“Hey, peanut.” David Weinhart’s voice hadn’t changed at all, gruff, gravely with a knife’s edge of mean. In the nearly five years since she’d last seen him, it was probably the only thing that hadn’t changed.
His gaunt, bony figure a mere shadow of the man he used to be. Felicia had always thought him massive, impenetrable with muscles built and honed for the specific purpose of beating her and Loreta. Time and drugs, she suspected, had stolen those muscles, leaving him looking pathetic and old. If not for the gun in his hand, he would not be even remotely as scary as she remembered him.
He moved shakily across the room, loomed over her from her perch on the couch.
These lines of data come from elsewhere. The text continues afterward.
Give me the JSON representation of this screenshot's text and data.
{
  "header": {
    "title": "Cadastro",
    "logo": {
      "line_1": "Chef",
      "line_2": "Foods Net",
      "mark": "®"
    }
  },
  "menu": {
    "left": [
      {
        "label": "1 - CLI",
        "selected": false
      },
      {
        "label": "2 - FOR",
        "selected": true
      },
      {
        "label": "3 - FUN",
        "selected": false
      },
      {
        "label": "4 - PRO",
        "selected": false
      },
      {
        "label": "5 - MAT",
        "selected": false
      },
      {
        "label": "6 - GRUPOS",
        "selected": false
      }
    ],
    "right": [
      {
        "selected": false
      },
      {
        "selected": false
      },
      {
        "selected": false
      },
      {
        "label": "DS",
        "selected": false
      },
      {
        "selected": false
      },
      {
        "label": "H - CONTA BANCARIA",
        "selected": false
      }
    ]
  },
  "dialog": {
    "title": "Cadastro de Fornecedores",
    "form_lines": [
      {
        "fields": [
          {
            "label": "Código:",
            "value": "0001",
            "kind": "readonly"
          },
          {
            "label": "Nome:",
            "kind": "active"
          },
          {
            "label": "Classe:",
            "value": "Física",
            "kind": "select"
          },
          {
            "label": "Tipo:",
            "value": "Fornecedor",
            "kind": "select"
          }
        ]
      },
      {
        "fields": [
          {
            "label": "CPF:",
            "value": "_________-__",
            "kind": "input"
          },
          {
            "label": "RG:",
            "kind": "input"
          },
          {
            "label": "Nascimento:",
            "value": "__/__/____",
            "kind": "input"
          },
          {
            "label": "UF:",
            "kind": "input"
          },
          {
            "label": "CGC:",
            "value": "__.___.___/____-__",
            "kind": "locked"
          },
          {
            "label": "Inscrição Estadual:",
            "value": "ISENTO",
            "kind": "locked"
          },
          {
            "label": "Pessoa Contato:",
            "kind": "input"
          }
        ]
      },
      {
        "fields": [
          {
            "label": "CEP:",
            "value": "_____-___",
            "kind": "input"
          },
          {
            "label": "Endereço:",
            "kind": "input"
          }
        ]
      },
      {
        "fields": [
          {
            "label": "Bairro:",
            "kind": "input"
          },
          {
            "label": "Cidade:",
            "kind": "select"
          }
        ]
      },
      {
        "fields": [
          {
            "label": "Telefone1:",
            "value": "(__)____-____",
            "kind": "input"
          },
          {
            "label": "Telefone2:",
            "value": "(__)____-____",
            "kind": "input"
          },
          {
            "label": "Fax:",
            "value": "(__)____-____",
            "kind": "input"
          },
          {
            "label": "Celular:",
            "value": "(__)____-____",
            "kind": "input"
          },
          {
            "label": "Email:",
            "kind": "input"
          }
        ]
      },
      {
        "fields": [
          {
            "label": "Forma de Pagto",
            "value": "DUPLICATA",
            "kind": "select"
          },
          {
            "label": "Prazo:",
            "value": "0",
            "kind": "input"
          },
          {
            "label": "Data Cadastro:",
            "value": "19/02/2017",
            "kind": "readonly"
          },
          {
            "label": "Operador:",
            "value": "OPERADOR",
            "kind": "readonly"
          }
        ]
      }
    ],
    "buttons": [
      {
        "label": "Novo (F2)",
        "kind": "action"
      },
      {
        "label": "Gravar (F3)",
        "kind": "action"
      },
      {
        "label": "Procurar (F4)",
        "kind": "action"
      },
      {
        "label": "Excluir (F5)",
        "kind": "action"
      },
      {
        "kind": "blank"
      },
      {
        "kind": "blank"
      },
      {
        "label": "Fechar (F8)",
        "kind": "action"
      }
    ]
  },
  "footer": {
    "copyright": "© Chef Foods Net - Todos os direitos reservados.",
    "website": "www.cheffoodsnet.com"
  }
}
From this distance, she could smell him, a rotten combination of whiskey and body odor. He sneered down at her. “Thought you’d gotten rid of me, didn’t you?”
“You died. Mom told me that you died.” Felicia tried to keep her voice steady, tried to fight the urge to cry.
Elise laughed, a sick, strangled laugh that sounded nearly dead. She stood next to David now, her small hand gripping his; both kept their guns trained on Felicia. “Did you ever have a funeral? Did you even think to ask your mom where he was buried? Did you even care?”
No! Felicia wanted to scream it, wanted to push them both away and run far and fast. Why would she care that the man who had beaten her, who had made her life a living hell for so many years had died? Why would she care that the man who had nearly killed her mother was dead himself? She didn’t care then, and she wouldn’t care if he was dead now.
She wished that he was.
“Your mom left me for dead, peanut. Left me in one of those dumpsters she’s so fond of. She made a mistake though; she didn’t check to be sure I was good and dead. And as you can see…” He chuckled, gestured with the gun at himself. “I’m not.”
Elise snickered at his joke, pressed more firmly against his side. “After leaving for a while to consider his options, he came back in town a few months ago, and we happened to run into each other. I felt so bad for what your mom did to him. For what you did to him. Neither of you ever loved him, and he’s a man who deserves to be loved; aren’t you, baby?”
Still keeping his gun pointed on Felicia, David lowered his head, dropped a sloppy kiss on Elise’s lips. “Absolutely I am.” He directed his attention back to Felicia. “I left your mother a nice surprise this morning. Did she like it?”
Felicia thought of Loreta’s retching that morning, thought of the panic and fear in her face when she’d discovered the body, thought about what her dad and Elise were accusing her of now. She’d tried to kill David? She’d left him for dead in a dumpster? It should have made Felicia sick to her stomach; instead, it made her proud. Proud that Loreta had finally fought back. After all those years, she’d finally decided enough was enough.
If only she’d made sure he was dead.
Pushing up from the couch, Felicia faced her fear, faced the man who haunted her nightmares, who put bruises on her childhood. She met his dark eyes, ignoring Elise completely. “She didn’t like it. And neither did I. That was a shitty thing to do, but I wouldn’t expect any more from you. Did you even know the man you killed?”
She started pacing the floor. David and Elise just stared at her, surprised by her confident tone of voice, her brisk and casual movements. “That doesn’t matter. Nothing matters except what happens now.”
Using all of her strength, Felicia rammed into Elise, knocking her back across the room and into a table with candles scattered across it. After a brief struggle, she wrenched the gun away from the girl who used to be her best friend, jammed it between her breasts, closed her eyes and shot.
As Elise’s body went limp, Felicia spun around, trained the gun on David, whose eyes were wide with shock. She thought of Loreta, thought of all that she’d done and all that she’d sacrificed to make Felicia’s life as comfortable as possible, to make her feel loved. And she didn’t regret at all pulling the trigger.
She didn’t regret watching his skeletal frame fold like a broken rag doll onto the floor.
She didn’t regret losing him this second time.
She didn’t regret anything. And she knew just where she’d hide the bodies.
Looking down at her father’s broken, lifeless form, she heaved a tired sigh and said, “Dad, it’s time to throw you away for good.”